### DESCRIPTION OF THE TASK
Write out the listing exactly, dropping any picture it contains.

### INPUT DATA
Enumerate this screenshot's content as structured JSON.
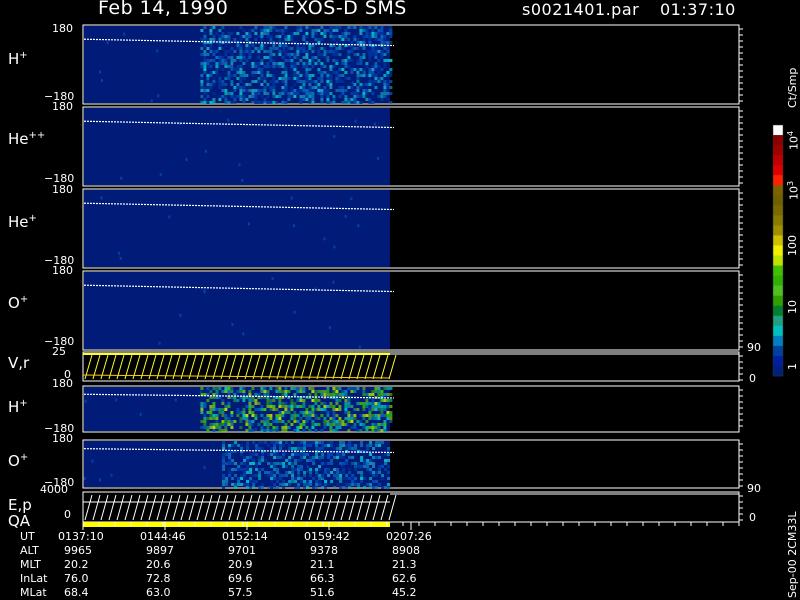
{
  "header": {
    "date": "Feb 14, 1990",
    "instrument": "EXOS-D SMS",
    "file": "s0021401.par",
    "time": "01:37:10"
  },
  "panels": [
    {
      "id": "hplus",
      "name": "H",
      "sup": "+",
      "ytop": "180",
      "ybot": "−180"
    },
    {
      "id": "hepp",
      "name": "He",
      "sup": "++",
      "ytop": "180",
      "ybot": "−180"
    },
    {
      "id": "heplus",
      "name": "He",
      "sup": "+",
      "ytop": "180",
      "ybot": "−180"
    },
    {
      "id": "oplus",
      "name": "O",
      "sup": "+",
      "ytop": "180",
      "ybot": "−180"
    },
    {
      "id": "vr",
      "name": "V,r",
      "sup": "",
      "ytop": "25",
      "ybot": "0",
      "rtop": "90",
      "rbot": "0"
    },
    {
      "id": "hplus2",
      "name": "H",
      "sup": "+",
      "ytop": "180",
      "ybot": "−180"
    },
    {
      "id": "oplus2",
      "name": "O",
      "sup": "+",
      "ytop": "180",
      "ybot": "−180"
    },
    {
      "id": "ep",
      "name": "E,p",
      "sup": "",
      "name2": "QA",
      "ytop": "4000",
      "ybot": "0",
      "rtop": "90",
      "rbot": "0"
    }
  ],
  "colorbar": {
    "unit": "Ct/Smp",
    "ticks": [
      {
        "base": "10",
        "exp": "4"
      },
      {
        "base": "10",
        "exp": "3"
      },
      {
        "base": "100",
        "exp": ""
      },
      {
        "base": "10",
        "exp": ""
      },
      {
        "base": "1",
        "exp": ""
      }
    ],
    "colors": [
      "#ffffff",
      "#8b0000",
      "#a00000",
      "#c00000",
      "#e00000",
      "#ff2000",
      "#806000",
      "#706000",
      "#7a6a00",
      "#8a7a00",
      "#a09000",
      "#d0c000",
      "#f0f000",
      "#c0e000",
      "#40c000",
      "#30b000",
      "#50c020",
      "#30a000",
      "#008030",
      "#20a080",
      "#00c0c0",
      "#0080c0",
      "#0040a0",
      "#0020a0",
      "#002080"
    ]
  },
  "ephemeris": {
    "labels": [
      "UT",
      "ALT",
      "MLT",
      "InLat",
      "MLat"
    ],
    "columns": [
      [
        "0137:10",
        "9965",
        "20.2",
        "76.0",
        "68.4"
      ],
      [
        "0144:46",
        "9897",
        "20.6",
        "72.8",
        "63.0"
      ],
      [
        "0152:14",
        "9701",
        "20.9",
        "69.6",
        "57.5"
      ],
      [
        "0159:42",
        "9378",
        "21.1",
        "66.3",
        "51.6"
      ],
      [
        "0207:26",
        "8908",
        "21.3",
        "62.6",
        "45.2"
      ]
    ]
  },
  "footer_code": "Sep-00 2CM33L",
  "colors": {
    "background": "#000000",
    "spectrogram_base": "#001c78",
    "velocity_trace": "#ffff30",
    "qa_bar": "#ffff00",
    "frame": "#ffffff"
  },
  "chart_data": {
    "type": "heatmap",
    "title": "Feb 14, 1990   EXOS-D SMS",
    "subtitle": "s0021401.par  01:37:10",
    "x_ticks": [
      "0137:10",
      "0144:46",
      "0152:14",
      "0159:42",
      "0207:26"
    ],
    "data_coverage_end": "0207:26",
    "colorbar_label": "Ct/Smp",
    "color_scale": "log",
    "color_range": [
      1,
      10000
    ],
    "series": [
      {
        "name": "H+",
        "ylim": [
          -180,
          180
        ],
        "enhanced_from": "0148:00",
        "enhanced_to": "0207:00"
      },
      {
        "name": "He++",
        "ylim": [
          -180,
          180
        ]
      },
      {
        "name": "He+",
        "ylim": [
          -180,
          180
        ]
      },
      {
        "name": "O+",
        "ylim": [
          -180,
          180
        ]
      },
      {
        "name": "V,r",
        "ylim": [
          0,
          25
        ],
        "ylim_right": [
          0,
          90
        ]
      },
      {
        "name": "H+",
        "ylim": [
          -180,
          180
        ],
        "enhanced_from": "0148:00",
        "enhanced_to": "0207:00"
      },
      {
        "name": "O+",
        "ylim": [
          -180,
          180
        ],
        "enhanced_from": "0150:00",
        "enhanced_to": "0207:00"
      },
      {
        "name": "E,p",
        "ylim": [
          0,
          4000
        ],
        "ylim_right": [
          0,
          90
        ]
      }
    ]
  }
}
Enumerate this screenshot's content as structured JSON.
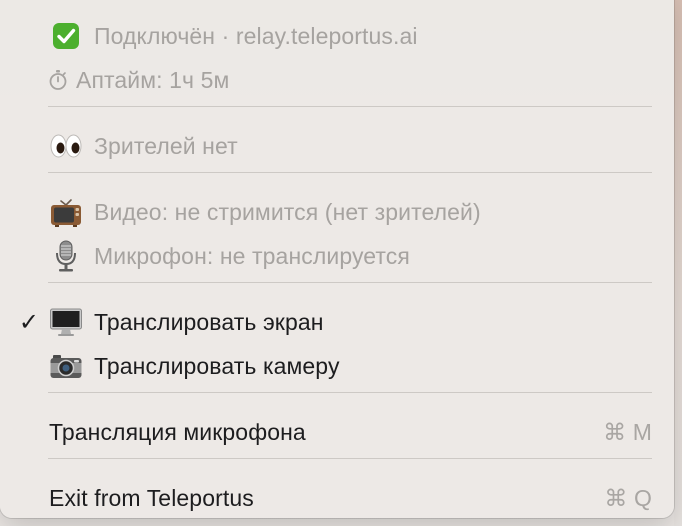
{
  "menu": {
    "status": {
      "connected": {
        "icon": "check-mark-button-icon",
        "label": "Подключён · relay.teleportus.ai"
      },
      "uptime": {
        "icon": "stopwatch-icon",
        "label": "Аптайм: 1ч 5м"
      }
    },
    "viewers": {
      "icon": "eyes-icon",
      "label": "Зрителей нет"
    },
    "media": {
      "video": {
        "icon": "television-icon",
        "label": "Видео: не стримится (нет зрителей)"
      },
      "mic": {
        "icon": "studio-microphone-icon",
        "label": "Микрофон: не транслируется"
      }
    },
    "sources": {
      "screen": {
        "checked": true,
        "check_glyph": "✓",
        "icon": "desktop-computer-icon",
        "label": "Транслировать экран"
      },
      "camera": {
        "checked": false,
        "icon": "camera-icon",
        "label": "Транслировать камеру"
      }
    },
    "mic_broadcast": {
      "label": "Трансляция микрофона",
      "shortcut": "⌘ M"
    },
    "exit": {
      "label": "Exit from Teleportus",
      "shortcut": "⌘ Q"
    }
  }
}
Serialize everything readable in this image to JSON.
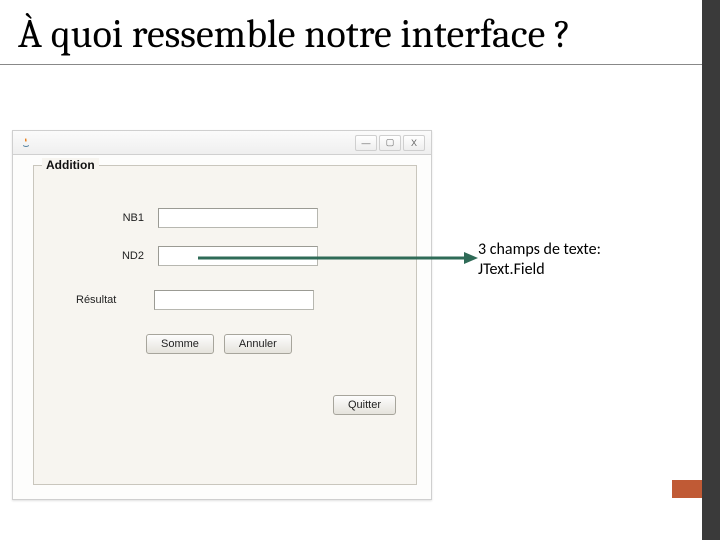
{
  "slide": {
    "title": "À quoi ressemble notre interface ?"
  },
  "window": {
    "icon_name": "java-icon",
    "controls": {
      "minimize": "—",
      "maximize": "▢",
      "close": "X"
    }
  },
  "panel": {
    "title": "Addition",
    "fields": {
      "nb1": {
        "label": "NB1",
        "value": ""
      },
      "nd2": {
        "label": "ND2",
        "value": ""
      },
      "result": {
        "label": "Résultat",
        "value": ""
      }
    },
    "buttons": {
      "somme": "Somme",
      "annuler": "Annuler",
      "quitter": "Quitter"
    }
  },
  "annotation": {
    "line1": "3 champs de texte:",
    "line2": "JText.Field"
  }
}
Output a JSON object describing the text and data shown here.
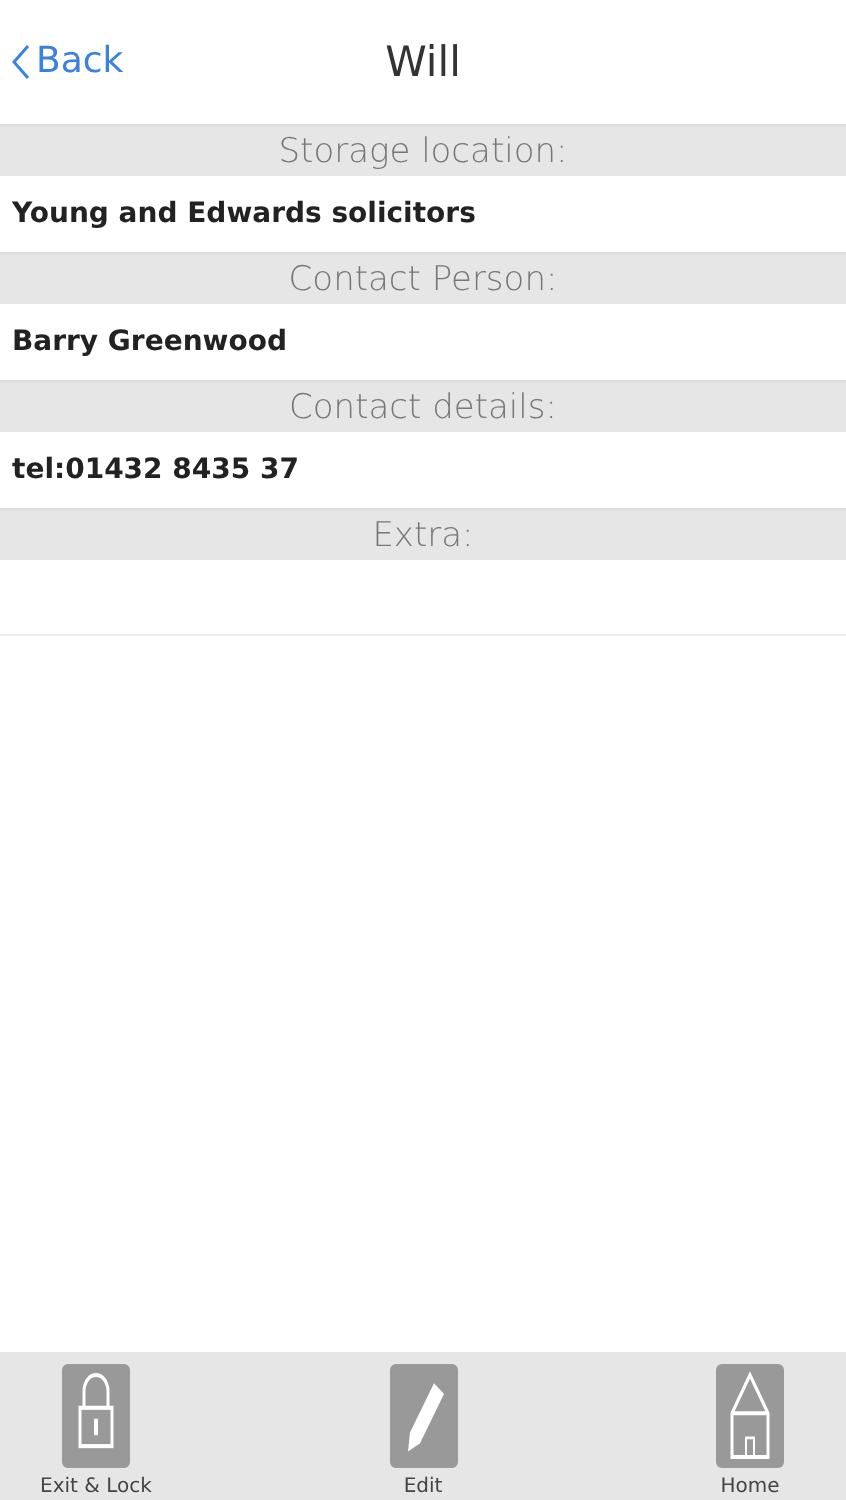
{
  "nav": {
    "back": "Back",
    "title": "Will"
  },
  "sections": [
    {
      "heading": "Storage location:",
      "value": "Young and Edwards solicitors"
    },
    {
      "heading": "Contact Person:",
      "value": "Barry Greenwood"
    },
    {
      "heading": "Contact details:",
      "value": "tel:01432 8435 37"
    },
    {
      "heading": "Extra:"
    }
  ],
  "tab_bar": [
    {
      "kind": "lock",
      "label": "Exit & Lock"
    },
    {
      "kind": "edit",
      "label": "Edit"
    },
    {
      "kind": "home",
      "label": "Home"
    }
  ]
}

### RESULT
Enumerate this screenshot's content as structured JSON.
{
  "header": {
    "date": "Feb 14, 1990",
    "instrument": "EXOS-D SMS",
    "file": "s0021401.par",
    "time": "01:37:10"
  },
  "panels": [
    {
      "id": "hplus",
      "name": "H",
      "sup": "+",
      "ytop": "180",
      "ybot": "−180"
    },
    {
      "id": "hepp",
      "name": "He",
      "sup": "++",
      "ytop": "180",
      "ybot": "−180"
    },
    {
      "id": "heplus",
      "name": "He",
      "sup": "+",
      "ytop": "180",
      "ybot": "−180"
    },
    {
      "id": "oplus",
      "name": "O",
      "sup": "+",
      "ytop": "180",
      "ybot": "−180"
    },
    {
      "id": "vr",
      "name": "V,r",
      "sup": "",
      "ytop": "25",
      "ybot": "0",
      "rtop": "90",
      "rbot": "0"
    },
    {
      "id": "hplus2",
      "name": "H",
      "sup": "+",
      "ytop": "180",
      "ybot": "−180"
    },
    {
      "id": "oplus2",
      "name": "O",
      "sup": "+",
      "ytop": "180",
      "ybot": "−180"
    },
    {
      "id": "ep",
      "name": "E,p",
      "sup": "",
      "name2": "QA",
      "ytop": "4000",
      "ybot": "0",
      "rtop": "90",
      "rbot": "0"
    }
  ],
  "colorbar": {
    "unit": "Ct/Smp",
    "ticks": [
      {
        "base": "10",
        "exp": "4"
      },
      {
        "base": "10",
        "exp": "3"
      },
      {
        "base": "100",
        "exp": ""
      },
      {
        "base": "10",
        "exp": ""
      },
      {
        "base": "1",
        "exp": ""
      }
    ],
    "colors": [
      "#ffffff",
      "#8b0000",
      "#a00000",
      "#c00000",
      "#e00000",
      "#ff2000",
      "#806000",
      "#706000",
      "#7a6a00",
      "#8a7a00",
      "#a09000",
      "#d0c000",
      "#f0f000",
      "#c0e000",
      "#40c000",
      "#30b000",
      "#50c020",
      "#30a000",
      "#008030",
      "#20a080",
      "#00c0c0",
      "#0080c0",
      "#0040a0",
      "#0020a0",
      "#002080"
    ]
  },
  "ephemeris": {
    "labels": [
      "UT",
      "ALT",
      "MLT",
      "InLat",
      "MLat"
    ],
    "columns": [
      [
        "0137:10",
        "9965",
        "20.2",
        "76.0",
        "68.4"
      ],
      [
        "0144:46",
        "9897",
        "20.6",
        "72.8",
        "63.0"
      ],
      [
        "0152:14",
        "9701",
        "20.9",
        "69.6",
        "57.5"
      ],
      [
        "0159:42",
        "9378",
        "21.1",
        "66.3",
        "51.6"
      ],
      [
        "0207:26",
        "8908",
        "21.3",
        "62.6",
        "45.2"
      ]
    ]
  },
  "footer_code": "Sep-00 2CM33L",
  "colors": {
    "background": "#000000",
    "spectrogram_base": "#001c78",
    "velocity_trace": "#ffff30",
    "qa_bar": "#ffff00",
    "frame": "#ffffff"
  },
  "chart_data": {
    "type": "heatmap",
    "title": "Feb 14, 1990   EXOS-D SMS",
    "subtitle": "s0021401.par  01:37:10",
    "x_ticks": [
      "0137:10",
      "0144:46",
      "0152:14",
      "0159:42",
      "0207:26"
    ],
    "data_coverage_end": "0207:26",
    "colorbar_label": "Ct/Smp",
    "color_scale": "log",
    "color_range": [
      1,
      10000
    ],
    "series": [
      {
        "name": "H+",
        "ylim": [
          -180,
          180
        ],
        "enhanced_from": "0148:00",
        "enhanced_to": "0207:00"
      },
      {
        "name": "He++",
        "ylim": [
          -180,
          180
        ]
      },
      {
        "name": "He+",
        "ylim": [
          -180,
          180
        ]
      },
      {
        "name": "O+",
        "ylim": [
          -180,
          180
        ]
      },
      {
        "name": "V,r",
        "ylim": [
          0,
          25
        ],
        "ylim_right": [
          0,
          90
        ]
      },
      {
        "name": "H+",
        "ylim": [
          -180,
          180
        ],
        "enhanced_from": "0148:00",
        "enhanced_to": "0207:00"
      },
      {
        "name": "O+",
        "ylim": [
          -180,
          180
        ],
        "enhanced_from": "0150:00",
        "enhanced_to": "0207:00"
      },
      {
        "name": "E,p",
        "ylim": [
          0,
          4000
        ],
        "ylim_right": [
          0,
          90
        ]
      }
    ]
  }
}
Enumerate this screenshot's content as structured JSON.
{
  "menu": {
    "status": {
      "connected": {
        "icon": "check-mark-button-icon",
        "label": "Подключён · relay.teleportus.ai"
      },
      "uptime": {
        "icon": "stopwatch-icon",
        "label": "Аптайм: 1ч 5м"
      }
    },
    "viewers": {
      "icon": "eyes-icon",
      "label": "Зрителей нет"
    },
    "media": {
      "video": {
        "icon": "television-icon",
        "label": "Видео: не стримится (нет зрителей)"
      },
      "mic": {
        "icon": "studio-microphone-icon",
        "label": "Микрофон: не транслируется"
      }
    },
    "sources": {
      "screen": {
        "checked": true,
        "check_glyph": "✓",
        "icon": "desktop-computer-icon",
        "label": "Транслировать экран"
      },
      "camera": {
        "checked": false,
        "icon": "camera-icon",
        "label": "Транслировать камеру"
      }
    },
    "mic_broadcast": {
      "label": "Трансляция микрофона",
      "shortcut": "⌘ M"
    },
    "exit": {
      "label": "Exit from Teleportus",
      "shortcut": "⌘ Q"
    }
  }
}
Serialize everything readable in this image to JSON.
{
  "slide": {
    "title": "À quoi ressemble notre interface ?"
  },
  "window": {
    "icon_name": "java-icon",
    "controls": {
      "minimize": "—",
      "maximize": "▢",
      "close": "X"
    }
  },
  "panel": {
    "title": "Addition",
    "fields": {
      "nb1": {
        "label": "NB1",
        "value": ""
      },
      "nd2": {
        "label": "ND2",
        "value": ""
      },
      "result": {
        "label": "Résultat",
        "value": ""
      }
    },
    "buttons": {
      "somme": "Somme",
      "annuler": "Annuler",
      "quitter": "Quitter"
    }
  },
  "annotation": {
    "line1": "3 champs de texte:",
    "line2": "JText.Field"
  }
}
Output a JSON object describing the text and data shown here.
{
  "nav": {
    "back": "Back",
    "title": "Will"
  },
  "sections": [
    {
      "heading": "Storage location:",
      "value": "Young and Edwards solicitors"
    },
    {
      "heading": "Contact Person:",
      "value": "Barry Greenwood"
    },
    {
      "heading": "Contact details:",
      "value": "tel:01432 8435 37"
    },
    {
      "heading": "Extra:"
    }
  ],
  "tab_bar": [
    {
      "kind": "lock",
      "label": "Exit & Lock"
    },
    {
      "kind": "edit",
      "label": "Edit"
    },
    {
      "kind": "home",
      "label": "Home"
    }
  ]
}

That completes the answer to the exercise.